Early in the 20th century the largest public clock dials in the world were suddenly made possible by the WT design. The WT movement was available in several increasing sizes depending on the intended size and number of clock dials, their height above the ground and the degree of exposure to high winds. All sizes of WT offered the same remarkable accuracy, reliability and freedom from the attentions of the often-unskilled and possibly unhappy clock winder.
The WT began to be installed in all kinds of buildings and structures from the early 1900s onwards. They were used in railways stations, fire stations, office blocks, town halls, chimneys and churches and in many tall and slender war memorials worldwide.
Rather oddly, the WT was resisted in clock making circles as "new fangled" technology. Architects continued to stipulate outdated, weight driven movements for their prestigious new buildings. Clock making had a very long history and had developed such inertia that new ideas were not readily accepted. Or were sometimes bastardised into situations and movements where simpler methods were often far superior. For example: Many weight turret driven clocks and spring driven domestic clocks employed the dead beat escapement. Which was only superior in special cases where the driving force was very steady, constant and even. The blind adoption of the dead beat escapement for general use was rather typical of the clockmaking industry. As were major bottlenecks in the design of pendulums. These oddities went on for centuries due to blind ignorance amongst clock makers.
But enough of my opinionated rambling: Here are some seriously useful (free) guides for turret clock keepers, owners and those charged with their care and maintenance. Written by real experts with useful illustrations:
Regardless of the type of movement or its place of installation you should acquaint yourselves with the expert practical advice found in The "Turret Clock Keepers Handbook."
You could save a unique clock movement from rapid deterioration, major repair or an expensive overhaul simply by changing your own misguided activities concerning the clock in your charge. Or even save yourself and others from serious harm as a result of an unforeseen accident.
TCKH.pdf (application/pdf Object)

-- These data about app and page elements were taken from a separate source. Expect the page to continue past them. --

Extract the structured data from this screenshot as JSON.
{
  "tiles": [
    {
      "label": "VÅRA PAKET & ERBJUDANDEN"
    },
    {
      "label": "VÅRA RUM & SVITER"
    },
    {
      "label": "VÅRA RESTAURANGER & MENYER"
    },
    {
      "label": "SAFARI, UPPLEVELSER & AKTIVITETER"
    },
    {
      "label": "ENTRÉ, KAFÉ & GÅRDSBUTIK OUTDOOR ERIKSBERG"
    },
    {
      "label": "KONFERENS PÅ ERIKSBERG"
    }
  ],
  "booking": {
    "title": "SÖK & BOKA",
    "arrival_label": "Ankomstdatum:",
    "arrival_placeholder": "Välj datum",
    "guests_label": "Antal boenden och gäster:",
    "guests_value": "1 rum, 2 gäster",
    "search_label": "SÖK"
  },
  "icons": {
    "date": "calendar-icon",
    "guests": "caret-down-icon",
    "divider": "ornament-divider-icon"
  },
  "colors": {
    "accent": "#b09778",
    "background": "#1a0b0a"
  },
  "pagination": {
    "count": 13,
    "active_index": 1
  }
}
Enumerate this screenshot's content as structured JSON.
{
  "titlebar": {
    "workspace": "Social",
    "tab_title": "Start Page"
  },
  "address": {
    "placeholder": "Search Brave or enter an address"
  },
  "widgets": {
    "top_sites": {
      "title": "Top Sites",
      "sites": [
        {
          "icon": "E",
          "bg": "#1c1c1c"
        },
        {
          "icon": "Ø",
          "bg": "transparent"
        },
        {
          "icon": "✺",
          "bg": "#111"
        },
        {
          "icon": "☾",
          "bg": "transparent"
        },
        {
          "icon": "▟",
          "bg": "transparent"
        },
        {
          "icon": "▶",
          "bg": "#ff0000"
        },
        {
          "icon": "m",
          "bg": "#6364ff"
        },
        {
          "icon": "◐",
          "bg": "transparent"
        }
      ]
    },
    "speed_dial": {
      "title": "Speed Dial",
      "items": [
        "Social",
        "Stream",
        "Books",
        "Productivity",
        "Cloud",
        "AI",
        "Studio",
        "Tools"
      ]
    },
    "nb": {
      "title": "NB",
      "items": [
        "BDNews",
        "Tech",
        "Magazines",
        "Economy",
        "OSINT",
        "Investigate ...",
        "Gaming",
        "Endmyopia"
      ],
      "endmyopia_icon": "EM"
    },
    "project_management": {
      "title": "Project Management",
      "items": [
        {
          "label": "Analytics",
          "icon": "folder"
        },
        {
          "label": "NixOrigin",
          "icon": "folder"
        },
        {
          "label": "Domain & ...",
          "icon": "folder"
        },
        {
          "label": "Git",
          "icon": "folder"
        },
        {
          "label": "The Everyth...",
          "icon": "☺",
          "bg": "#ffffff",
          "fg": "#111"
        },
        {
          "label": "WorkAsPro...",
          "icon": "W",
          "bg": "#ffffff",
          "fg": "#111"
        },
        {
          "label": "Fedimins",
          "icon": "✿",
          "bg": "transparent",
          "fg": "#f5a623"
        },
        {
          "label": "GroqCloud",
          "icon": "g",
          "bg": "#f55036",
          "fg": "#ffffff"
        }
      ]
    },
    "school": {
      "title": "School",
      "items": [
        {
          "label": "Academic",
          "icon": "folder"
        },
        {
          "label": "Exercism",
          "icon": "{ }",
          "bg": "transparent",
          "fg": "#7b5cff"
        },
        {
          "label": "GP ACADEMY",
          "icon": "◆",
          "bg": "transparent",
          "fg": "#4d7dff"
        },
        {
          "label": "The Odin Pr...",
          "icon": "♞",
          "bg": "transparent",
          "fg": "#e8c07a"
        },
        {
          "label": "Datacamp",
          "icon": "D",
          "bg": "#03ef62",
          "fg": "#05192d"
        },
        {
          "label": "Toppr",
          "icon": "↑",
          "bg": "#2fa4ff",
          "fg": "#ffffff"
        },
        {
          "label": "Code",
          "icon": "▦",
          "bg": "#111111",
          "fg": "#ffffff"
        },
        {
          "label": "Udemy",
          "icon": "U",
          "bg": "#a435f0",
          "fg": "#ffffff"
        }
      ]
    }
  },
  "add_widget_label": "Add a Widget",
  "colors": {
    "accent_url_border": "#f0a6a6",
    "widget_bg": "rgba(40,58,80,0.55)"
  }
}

The second link is to a very comprehensive guide to detailed practical restoration and a guide to getting work done properly to safeguard the clock movement, dials, bells and installation for future generations.
Turret Clock Guidelines.pdf (application/pdf Object)